The process started by extracting the full list of tables, and this was done via the DBISQL command:
sp_tables ># C:\UNLOAD\TABLES.TXT
We created the makescripts.p perl program to take this file and create the output scripts, and these scripts can be directly loaded into DBISQL to perform the actual extraction operations. makescripts.p does no database operations of any kind - this is strictly a text-processing application.
We'll study the generated script output first.
The queryschema.sql file produced by makescripts.p contains an sp_columns command for each "interesting" table - defined later - and the output of each is routed to a per-table output file. Each table is referenced also by its "creator" (here, app) to disambiguate tables from various owners.
sp_columns TABLE1,app ># C:/UNLOAD/schemas/app_TABLE1.sql; sp_columns TABLE2,app ># C:/UNLOAD/schemas/app_TABLE2.sql; sp_columns TABLE3,app ># C:/UNLOAD/schemas/app_TABLE3.sql; ...
The querydata.sql script - also produced by makescripts.p - likewise contains the UNLOAD commands required to extract data from each table to a data file:
UNLOAD TABLE app.TABLE1 TO 'C:/UNLOAD/data/app_TABLE1.txt'; UNLOAD TABLE app.TABLE2 TO 'C:/UNLOAD/data/app_TABLE2.txt'; UNLOAD TABLE app.TABLE3 TO 'C:/UNLOAD/data/app_TABLE3.txt'; ...
Each of these scripts can be loaded directly into DBISQL via File:Open, and once the script appears in the command window, clicking Execute runs the script and routes the output to the destinations found in the scripts. Extracting of the schemas moves very quickly, and of course the data takes a bit longer.
We found that db user SadUser did not have permission to select on a few of the tables, and during the process we received a popup dialog box to this effect: clicking "Continue" allowed the process to continue (albeit without those few tables).
This program does the bulk of the preparatory work, and it takes a large number of command-line parameters that help guide its operation.
makescripts.p [options] --dir=DIR tablefile
For most applications, the command-line parameters will be sufficiently large that they warrant a small RUNSQL.BAT batch file to contain them (these should all be on the same long line):
perl -w makescripts.p --verbose --dir=C:/UNLOAD --skip=VIEW --skip=SYS --skip=dbo --skip=archive --skip="SYSTEM TABLE" tables.txt
Then we simply invoke RUN.BAT to perform all our processing, leaving the two output script files in the current directory. These output scripts are then transferred to the target system for processing.
In our sample case, archive was the creator of a set of tables related to the application but didn't appear interesting to us (all its tables were empty).
Once the queryschema.sql script is run, the resulting output schema files are in a very poor format for use by a database developer trying to decide how to import the data.

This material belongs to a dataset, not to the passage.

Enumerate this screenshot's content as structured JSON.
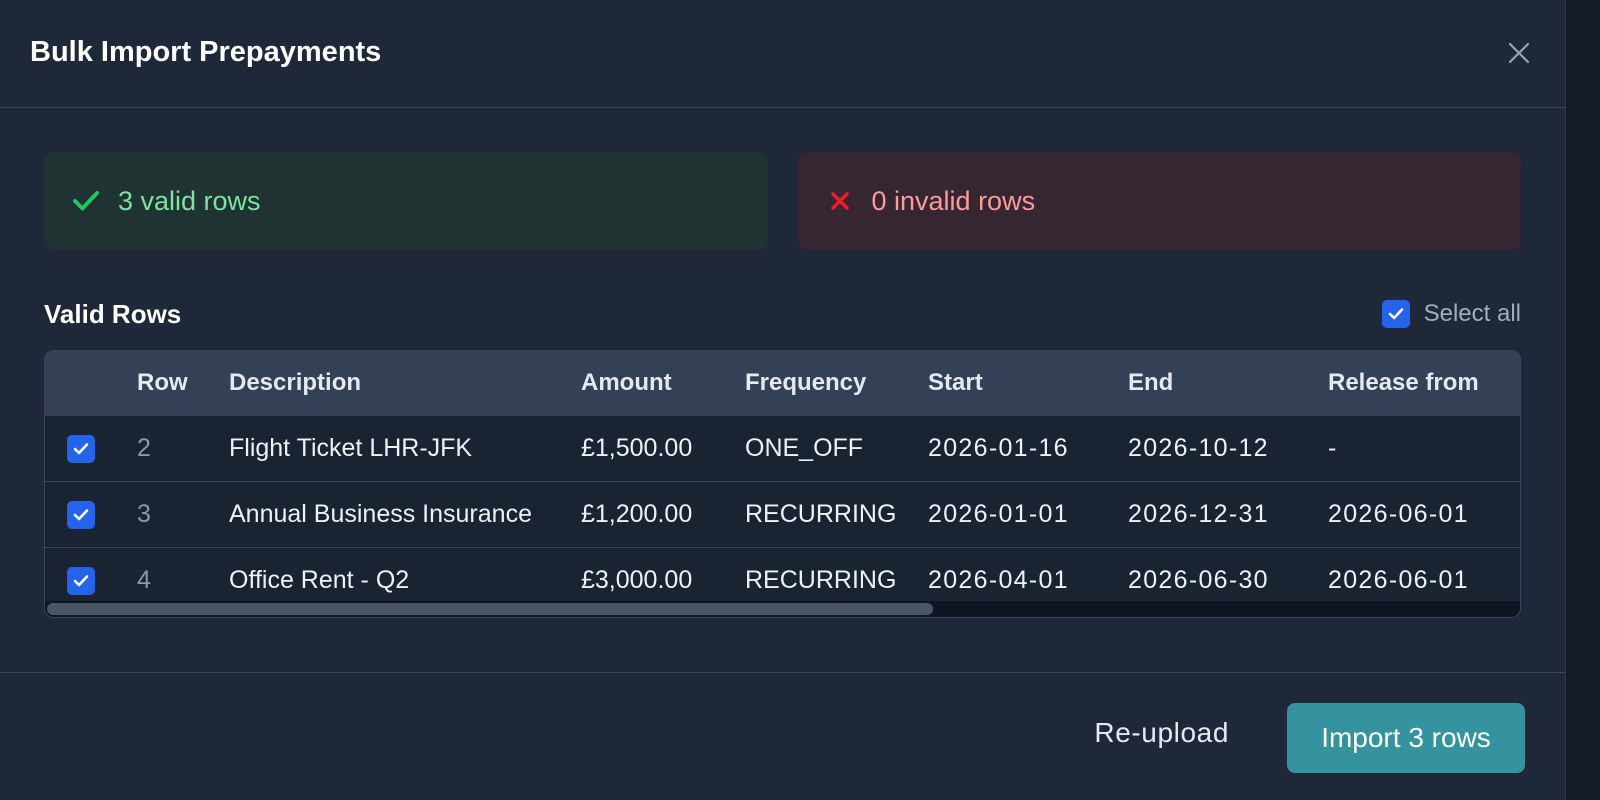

These exported files are all found in the DIR/schemas/ directory, each with the (poor) name creator_tablename.sql — they're not SQL files at all.
We have decoded most of the important fields and have written a second perl program that runs through each file and creates a human-readable version of the schema. fixschemas.p is given a list of *.SQL filenames and creates a set of *.SCH output text files.
C> perl -w fixschemas.p schemas\*.sql
The resulting schema files are suitable for printing or study.
The schema decoding leaves much to be desired, and (in particular) takes no account of indexes, keys, or referential relationships. All of these could conceivably be extracted from the database, but we have not yet found this necessary.
We'll note in particular that we're fuzzy on exactly how the "width" and "precision" fields are decoded, and we very well could be understanding them wrong.
These two perl programs can be found on this web server. Both are stored here as text files to allow for easier downloading.
This code is in the public domain.